> **PROBLEM TO SOLVE**
Your result should be every line of the records below that contains the word "label".

> **THE DATA**
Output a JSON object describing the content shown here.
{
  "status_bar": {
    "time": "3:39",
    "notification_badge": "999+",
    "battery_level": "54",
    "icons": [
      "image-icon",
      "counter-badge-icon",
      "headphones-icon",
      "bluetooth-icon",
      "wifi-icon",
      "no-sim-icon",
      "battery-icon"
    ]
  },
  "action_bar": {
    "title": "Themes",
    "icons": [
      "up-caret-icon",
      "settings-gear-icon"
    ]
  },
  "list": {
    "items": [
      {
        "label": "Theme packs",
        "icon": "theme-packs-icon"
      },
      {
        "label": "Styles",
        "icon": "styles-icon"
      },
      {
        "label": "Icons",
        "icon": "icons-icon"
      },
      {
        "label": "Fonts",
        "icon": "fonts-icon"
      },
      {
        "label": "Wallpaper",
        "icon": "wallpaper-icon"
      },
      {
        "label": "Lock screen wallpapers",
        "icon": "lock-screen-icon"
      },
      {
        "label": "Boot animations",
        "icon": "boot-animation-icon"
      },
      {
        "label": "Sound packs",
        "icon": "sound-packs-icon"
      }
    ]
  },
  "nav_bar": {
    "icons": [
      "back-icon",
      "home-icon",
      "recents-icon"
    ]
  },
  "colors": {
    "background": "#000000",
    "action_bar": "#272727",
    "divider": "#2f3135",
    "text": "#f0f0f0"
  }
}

> **EXERCISE RESPONSE**
        "label": "Theme packs",
        "label": "Styles",
        "label": "Icons",
        "label": "Fonts",
        "label": "Wallpaper",
        "label": "Lock screen wallpapers",
        "label": "Boot animations",
        "label": "Sound packs",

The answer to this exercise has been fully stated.